Volkswagen has lied to the government and to consumers. Its diesel cars put out more pollution than the legal limits, but through technology the automaker subverted the system and tricked the authorities, supporting claims of better performance.
For a few days in September this was the biggest story in the country. It later went international when VW said models sold outside the U.S. were also tricking the authorities. In the end, though, what happened? Almost nothing.
OK, true, executives have been fired, investigations continue, undoubtedly fines will be levied, sales and share price have fallen and for VW diesel owners and dealers it must be a complete drag as the company and U.S. federal and state authorities continue to negotiate a fix for the affected cars. It also has to be unsettling, to put it mildly, for consumers who were planning to purchase VW diesel models. For the rest of the consumer universe, though, it seems to be a complete yawn.
Picking Our Own News Leads to Apathy
Are we just apathetic about wrongdoing from major corporations these days? To quote journalist Psyche Roxas-Mendoza, “Today, you can pick your own news. At no time has the world been this compatible with apathy.” In the age of always-on media combined with our short attention spans, we are more likely to suffer from the bystander effect. The bystander effect is a coping mechanism to avoid information overload. Basically it puts us in the frame of mind to assume that someone else will take care of whatever the crisis is. As a result, we are free to forget about it. This often is reinforced with social proof: We don’t see others taking action, so we feel free to avoid taking action ourselves.
Contributing to a decrease in indignation about corporate wrongdoing also could stem from an issue’s complexity. The VW issue is complicated. Software in the cars detected when an emissions test was occurring and curbed the autos’ emissions. Outside the tests, on the road, the cars belched unlawful levels of emissions.
Combine that with the difficulty of making a connection to you, unless of course you own a VW diesel, and the foundation for apathy is complete. In addition, the VW case lacks a tangible safety component. Nobody’s been killed due to excessive emissions from a VW diesel. At least nobody can prove that a death was the direct result of emissions from a VW. An argument can be made, I suppose, that if enough automakers acted like VW, the resulting emissions could result in pollution and eventually deaths.
As Automotive News wrote, “The severity of VW’s nefarious act is so far removed from most average [people’s] psyches and lives that it fails to resonate. There is nothing tangible to attach to it. There are no dead bodies, no sex scandal, and the smoking gun happens to be a complex software device that most people don’t understand.” While the publication says many people are angry at being deceived and outraged at the environmental damage, “VW stands a pretty good chance of saving its reputation if it’s smart and acts quickly.”
From a marketing and communications perspective, that’s the key for brands. Act quickly and decisively at the time of crisis.
Once caught, VW got out the word that it would solve the problem and remove those responsible. This can have the effect of, if not decreasing indignation on the part of the public, at least decreasing the number of those who care. It plays well with the attention span as we the public move on. Problem solved.

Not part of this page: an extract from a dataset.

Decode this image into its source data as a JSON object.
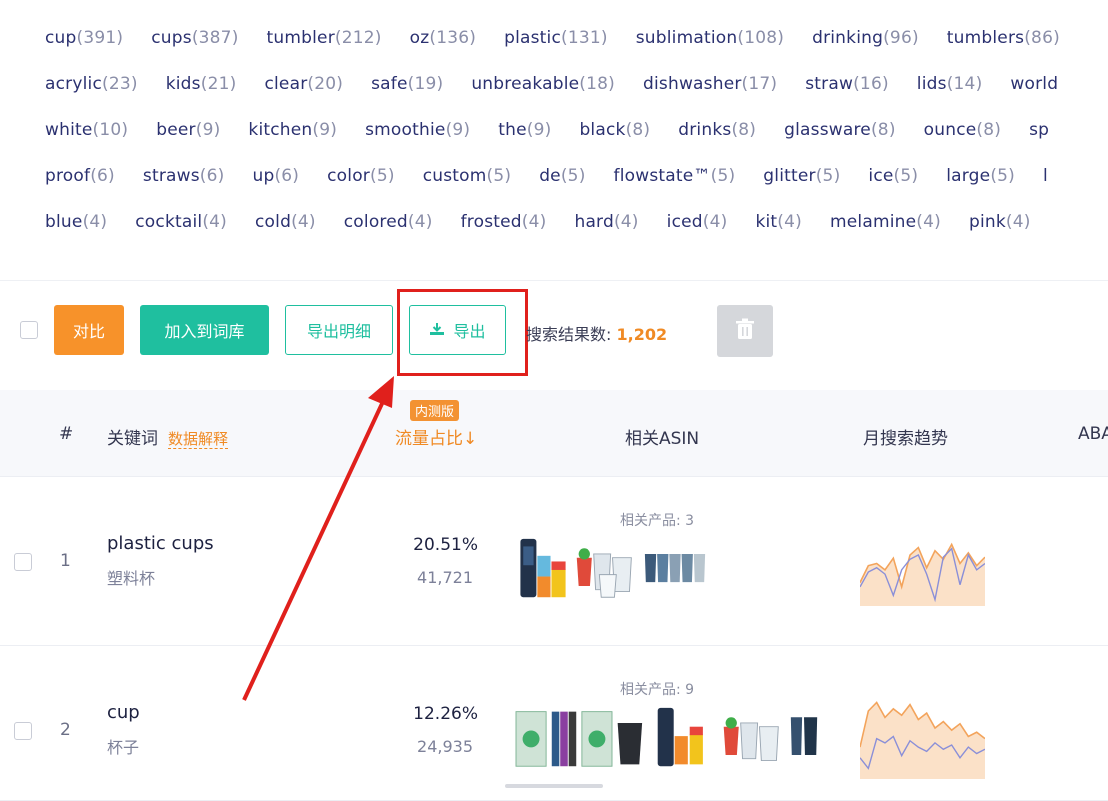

A few words of advice, though:
1. Fighting Apathy: For environmental advocates and VW diesel owners, the challenge is to combat apathy, assuming they want more action to be taken against VW, notwithstanding whatever legal charges have been or will be filed.
The studies of social scientist Arthur Beaman showed that after test subjects were educated about the principles of bystander apathy, they were twice as likely to offer assistance to a person in need. Beaman reckoned that simply by understanding the phenomena and its attendant issues, positive engagement was established. The challenge then is to educate the public about what VW did in terms that it can grasp and will resonate.
2. Make the Storytelling Personal: As communications pros we know that storytelling can be a powerful tool.
Should VW owners and environmentalists want to effect change at the automaker, their marketing needs to be about personal stories. The aim of these stories should be to gain attention and sympathy. The more of these types of stories that are produced, the more social proof will engender sympathy from the public, people like me, and reduce apathy more generally. It’s not going to be an easy battle to fight, though.
To promote responsibility in others, however, is integral to combating apathy and to fostering a moral and ethical society.
This article originally appeared in the February 2, 2016 issue of PR News. Read more subscriber-only content by becoming a PR News subscriber today.